Copy, from the data below, every line that has "icon" in it.

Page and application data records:
[Start of Attachment]

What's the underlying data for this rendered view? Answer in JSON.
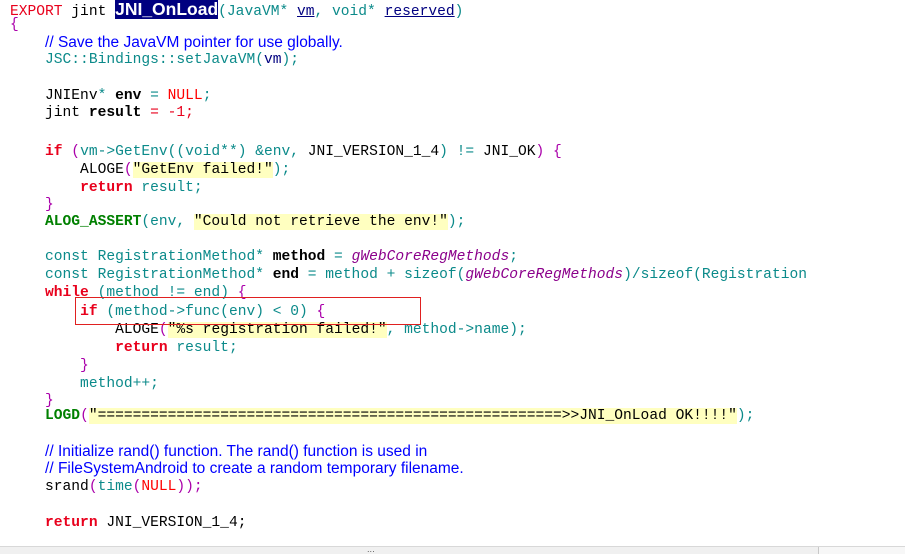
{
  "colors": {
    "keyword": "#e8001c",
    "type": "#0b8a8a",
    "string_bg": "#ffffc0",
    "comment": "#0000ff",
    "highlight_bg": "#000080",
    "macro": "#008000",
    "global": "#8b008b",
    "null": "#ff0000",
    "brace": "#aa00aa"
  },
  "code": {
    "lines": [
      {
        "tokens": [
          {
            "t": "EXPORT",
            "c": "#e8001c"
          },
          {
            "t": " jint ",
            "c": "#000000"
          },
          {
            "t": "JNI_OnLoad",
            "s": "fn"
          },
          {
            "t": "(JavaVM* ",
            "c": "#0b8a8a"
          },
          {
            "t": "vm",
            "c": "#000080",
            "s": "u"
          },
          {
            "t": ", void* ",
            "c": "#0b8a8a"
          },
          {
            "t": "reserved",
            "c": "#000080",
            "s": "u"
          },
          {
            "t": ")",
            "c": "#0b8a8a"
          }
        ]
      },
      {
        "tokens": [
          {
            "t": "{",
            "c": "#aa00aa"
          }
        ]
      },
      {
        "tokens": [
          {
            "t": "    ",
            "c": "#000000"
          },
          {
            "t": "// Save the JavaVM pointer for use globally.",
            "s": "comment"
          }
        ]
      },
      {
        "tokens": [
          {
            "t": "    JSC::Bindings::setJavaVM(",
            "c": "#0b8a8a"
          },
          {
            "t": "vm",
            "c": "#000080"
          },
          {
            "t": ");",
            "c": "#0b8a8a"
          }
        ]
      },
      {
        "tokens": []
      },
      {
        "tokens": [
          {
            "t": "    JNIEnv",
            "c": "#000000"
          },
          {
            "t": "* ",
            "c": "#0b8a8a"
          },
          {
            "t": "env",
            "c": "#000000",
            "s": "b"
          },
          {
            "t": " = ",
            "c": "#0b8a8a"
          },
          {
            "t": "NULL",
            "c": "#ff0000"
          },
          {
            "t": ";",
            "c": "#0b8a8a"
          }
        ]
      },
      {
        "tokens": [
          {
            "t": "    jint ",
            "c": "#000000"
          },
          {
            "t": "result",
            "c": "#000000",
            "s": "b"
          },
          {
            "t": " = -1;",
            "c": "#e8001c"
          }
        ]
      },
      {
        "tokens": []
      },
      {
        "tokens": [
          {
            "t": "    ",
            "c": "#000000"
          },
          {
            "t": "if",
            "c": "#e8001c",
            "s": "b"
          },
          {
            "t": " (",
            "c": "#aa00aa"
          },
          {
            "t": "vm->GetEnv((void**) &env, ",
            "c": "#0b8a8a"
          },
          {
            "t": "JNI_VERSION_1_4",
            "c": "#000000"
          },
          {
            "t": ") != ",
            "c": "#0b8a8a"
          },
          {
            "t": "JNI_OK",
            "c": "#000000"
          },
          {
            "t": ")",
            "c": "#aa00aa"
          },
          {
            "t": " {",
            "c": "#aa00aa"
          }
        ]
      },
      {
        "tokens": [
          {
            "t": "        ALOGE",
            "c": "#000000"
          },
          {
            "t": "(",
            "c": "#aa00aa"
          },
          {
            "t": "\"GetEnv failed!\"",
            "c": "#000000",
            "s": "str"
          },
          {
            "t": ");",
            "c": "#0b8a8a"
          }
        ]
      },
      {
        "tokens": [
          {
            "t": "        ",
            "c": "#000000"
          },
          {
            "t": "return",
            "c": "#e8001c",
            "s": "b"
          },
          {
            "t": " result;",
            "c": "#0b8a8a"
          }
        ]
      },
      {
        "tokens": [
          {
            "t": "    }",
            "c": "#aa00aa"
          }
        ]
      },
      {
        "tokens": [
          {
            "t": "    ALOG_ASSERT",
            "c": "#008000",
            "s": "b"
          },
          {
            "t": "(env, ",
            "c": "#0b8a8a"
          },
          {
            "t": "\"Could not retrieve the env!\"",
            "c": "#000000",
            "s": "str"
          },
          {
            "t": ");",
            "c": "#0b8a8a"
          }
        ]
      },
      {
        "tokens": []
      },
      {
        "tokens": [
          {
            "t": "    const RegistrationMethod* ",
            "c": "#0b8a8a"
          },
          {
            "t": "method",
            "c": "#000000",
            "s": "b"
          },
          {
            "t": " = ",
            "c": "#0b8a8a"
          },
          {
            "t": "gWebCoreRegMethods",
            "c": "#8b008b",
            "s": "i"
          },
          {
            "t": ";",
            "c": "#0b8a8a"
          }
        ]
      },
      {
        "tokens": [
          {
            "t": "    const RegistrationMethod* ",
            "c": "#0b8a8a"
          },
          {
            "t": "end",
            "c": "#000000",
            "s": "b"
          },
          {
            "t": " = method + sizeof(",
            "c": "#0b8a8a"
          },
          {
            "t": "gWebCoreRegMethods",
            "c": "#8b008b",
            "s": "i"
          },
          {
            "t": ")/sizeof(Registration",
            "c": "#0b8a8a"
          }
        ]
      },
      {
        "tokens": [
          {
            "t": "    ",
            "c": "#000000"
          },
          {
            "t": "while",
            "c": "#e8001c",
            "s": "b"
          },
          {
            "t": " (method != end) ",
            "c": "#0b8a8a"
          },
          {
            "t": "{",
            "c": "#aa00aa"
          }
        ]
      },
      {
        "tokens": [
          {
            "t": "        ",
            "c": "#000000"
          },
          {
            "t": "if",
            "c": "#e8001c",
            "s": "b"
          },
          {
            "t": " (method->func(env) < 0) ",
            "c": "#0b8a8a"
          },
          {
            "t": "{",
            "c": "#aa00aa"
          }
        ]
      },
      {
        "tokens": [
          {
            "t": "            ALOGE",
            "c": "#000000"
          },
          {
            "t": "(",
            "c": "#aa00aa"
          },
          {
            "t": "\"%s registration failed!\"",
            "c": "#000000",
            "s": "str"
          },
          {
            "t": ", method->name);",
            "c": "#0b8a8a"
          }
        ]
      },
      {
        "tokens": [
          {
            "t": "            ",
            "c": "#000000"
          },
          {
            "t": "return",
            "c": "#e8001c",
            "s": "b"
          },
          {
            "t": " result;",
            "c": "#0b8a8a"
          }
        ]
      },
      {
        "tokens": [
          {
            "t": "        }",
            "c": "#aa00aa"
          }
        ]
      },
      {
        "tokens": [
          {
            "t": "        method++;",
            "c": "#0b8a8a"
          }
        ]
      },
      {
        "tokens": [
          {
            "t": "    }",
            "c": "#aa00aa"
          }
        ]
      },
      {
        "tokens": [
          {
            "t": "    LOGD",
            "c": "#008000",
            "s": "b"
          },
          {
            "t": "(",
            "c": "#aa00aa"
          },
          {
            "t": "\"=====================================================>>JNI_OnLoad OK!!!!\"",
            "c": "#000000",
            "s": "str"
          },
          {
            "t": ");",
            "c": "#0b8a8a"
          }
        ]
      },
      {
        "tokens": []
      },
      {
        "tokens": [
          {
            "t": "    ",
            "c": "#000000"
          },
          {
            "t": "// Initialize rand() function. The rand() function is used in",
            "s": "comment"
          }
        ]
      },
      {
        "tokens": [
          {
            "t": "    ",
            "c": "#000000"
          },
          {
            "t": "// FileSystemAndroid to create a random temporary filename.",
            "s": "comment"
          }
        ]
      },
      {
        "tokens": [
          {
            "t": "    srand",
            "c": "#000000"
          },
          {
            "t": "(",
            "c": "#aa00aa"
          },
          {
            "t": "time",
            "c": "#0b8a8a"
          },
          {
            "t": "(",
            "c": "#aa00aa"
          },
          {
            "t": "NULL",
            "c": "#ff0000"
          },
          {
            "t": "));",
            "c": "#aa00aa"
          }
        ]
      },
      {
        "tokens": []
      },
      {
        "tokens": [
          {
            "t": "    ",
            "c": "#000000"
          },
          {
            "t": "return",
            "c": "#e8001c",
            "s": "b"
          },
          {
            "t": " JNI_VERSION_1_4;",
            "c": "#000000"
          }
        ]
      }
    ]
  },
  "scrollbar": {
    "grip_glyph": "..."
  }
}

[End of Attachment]
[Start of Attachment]

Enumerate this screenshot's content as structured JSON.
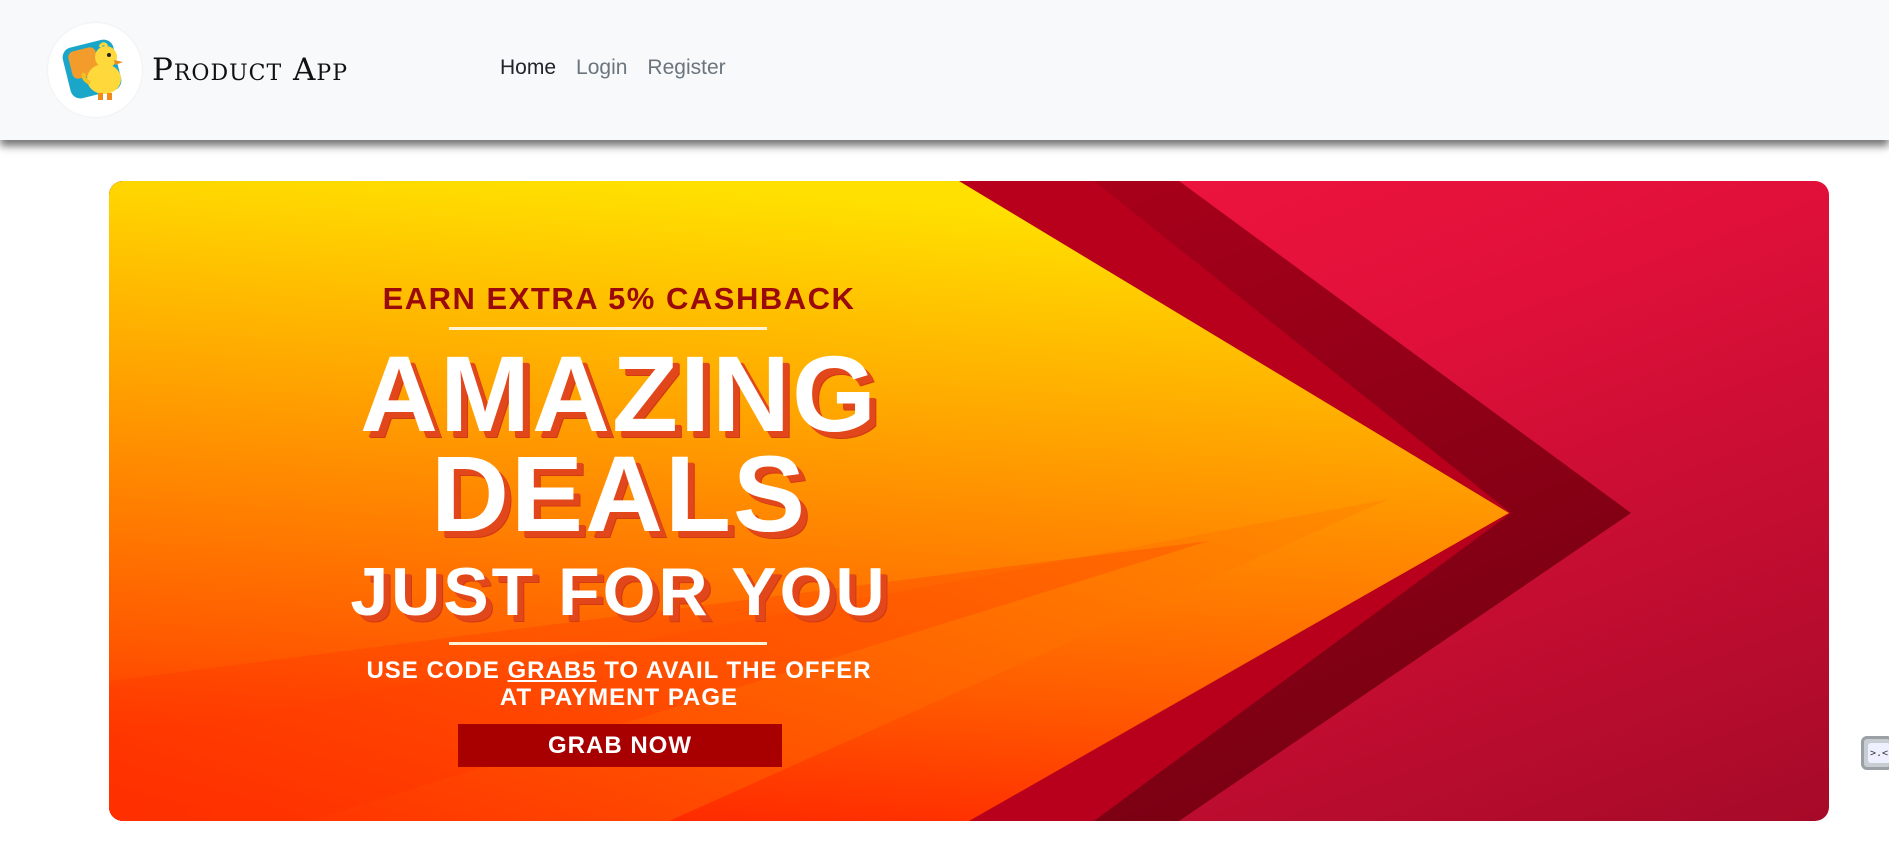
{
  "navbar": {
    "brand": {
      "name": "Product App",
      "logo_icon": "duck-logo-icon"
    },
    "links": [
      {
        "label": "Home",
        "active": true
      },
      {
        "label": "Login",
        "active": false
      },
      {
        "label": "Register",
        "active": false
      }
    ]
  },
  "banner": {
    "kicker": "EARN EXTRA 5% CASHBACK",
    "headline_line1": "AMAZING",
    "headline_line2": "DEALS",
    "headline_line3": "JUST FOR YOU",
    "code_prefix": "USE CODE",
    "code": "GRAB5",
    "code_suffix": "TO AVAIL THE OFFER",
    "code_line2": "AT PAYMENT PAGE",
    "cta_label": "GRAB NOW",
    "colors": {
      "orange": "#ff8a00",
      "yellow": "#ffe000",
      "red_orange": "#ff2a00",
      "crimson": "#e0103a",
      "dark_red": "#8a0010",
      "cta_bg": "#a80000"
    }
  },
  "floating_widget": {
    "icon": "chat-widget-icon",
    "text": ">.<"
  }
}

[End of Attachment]
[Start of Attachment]

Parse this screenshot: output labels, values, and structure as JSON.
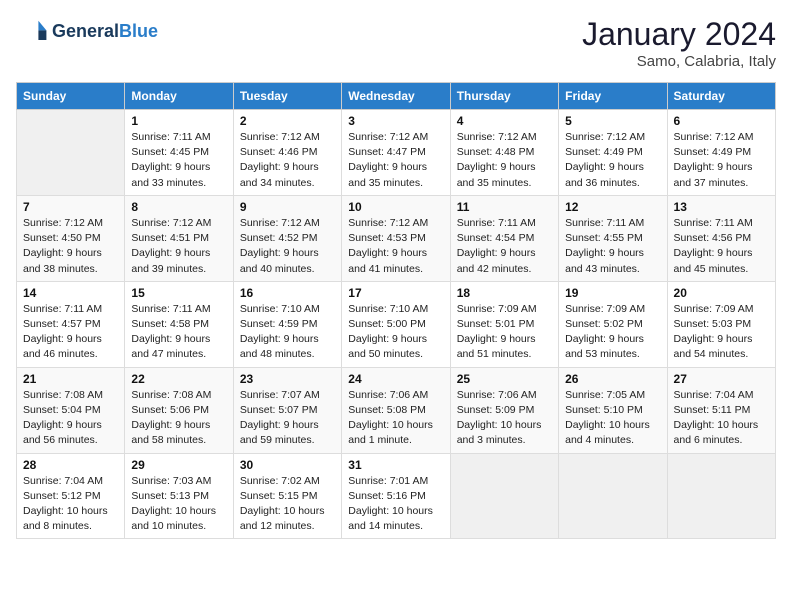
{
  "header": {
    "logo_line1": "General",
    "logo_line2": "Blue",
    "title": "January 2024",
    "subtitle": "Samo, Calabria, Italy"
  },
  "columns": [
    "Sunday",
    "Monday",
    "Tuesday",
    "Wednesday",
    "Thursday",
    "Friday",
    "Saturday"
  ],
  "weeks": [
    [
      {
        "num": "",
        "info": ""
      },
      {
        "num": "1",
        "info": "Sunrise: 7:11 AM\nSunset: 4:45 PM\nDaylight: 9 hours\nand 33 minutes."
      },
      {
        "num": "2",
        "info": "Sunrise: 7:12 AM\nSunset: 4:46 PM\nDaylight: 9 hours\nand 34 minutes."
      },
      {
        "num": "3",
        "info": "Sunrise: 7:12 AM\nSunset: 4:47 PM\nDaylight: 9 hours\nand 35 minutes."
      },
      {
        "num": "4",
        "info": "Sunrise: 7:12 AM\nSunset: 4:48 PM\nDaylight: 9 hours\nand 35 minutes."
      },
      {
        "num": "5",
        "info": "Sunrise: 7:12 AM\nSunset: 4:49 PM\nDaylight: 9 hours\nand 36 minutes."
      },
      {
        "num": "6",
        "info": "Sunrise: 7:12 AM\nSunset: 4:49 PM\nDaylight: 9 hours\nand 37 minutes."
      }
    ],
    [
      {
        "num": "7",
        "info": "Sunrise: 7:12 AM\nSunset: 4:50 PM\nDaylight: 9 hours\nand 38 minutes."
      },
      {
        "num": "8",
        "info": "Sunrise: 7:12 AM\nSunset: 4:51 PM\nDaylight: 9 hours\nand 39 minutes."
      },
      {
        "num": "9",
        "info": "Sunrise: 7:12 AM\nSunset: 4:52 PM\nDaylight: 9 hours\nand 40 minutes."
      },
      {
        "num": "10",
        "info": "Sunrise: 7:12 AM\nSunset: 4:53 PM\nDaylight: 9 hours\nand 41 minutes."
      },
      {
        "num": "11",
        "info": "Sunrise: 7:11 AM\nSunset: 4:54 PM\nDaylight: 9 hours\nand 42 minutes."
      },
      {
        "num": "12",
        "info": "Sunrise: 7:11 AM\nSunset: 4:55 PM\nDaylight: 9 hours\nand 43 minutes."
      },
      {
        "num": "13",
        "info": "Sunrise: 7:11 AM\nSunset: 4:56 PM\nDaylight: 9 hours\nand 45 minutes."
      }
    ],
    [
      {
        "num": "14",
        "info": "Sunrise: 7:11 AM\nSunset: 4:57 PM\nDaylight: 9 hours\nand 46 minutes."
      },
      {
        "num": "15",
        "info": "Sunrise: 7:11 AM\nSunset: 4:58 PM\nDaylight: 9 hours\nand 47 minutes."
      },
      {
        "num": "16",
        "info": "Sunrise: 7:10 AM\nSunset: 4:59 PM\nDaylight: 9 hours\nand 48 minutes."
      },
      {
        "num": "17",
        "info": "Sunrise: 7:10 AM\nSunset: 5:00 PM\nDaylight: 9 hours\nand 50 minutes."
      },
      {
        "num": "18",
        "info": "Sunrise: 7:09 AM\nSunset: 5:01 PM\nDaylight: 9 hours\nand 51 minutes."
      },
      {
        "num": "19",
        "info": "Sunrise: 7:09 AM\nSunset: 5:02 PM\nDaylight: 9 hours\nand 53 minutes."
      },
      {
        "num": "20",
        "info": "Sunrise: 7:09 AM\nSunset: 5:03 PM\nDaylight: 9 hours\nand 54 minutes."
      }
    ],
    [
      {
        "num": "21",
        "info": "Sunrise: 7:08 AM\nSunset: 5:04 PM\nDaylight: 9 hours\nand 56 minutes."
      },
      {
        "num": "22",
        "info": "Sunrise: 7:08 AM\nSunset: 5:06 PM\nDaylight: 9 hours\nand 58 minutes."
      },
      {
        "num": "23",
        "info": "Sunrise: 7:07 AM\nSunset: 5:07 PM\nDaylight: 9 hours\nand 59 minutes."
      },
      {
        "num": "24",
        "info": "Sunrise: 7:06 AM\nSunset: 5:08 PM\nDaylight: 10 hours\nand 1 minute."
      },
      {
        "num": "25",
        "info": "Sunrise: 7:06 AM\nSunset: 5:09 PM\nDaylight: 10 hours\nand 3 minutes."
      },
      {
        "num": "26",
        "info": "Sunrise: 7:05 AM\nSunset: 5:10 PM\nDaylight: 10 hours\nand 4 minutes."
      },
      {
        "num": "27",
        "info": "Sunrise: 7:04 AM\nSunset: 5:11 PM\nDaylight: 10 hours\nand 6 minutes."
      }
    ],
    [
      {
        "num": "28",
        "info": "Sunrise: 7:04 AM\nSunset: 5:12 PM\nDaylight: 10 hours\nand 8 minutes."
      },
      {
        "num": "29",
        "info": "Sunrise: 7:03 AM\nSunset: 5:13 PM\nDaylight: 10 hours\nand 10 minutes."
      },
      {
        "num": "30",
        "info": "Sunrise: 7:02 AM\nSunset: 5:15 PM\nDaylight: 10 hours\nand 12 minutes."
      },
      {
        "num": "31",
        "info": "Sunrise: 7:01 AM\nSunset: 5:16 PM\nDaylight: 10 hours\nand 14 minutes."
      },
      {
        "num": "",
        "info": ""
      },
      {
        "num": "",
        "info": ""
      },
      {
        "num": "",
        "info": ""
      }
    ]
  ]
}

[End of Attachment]

*REPLY:*
      "logo_icon": "duck-logo-icon"
    "icon": "chat-widget-icon",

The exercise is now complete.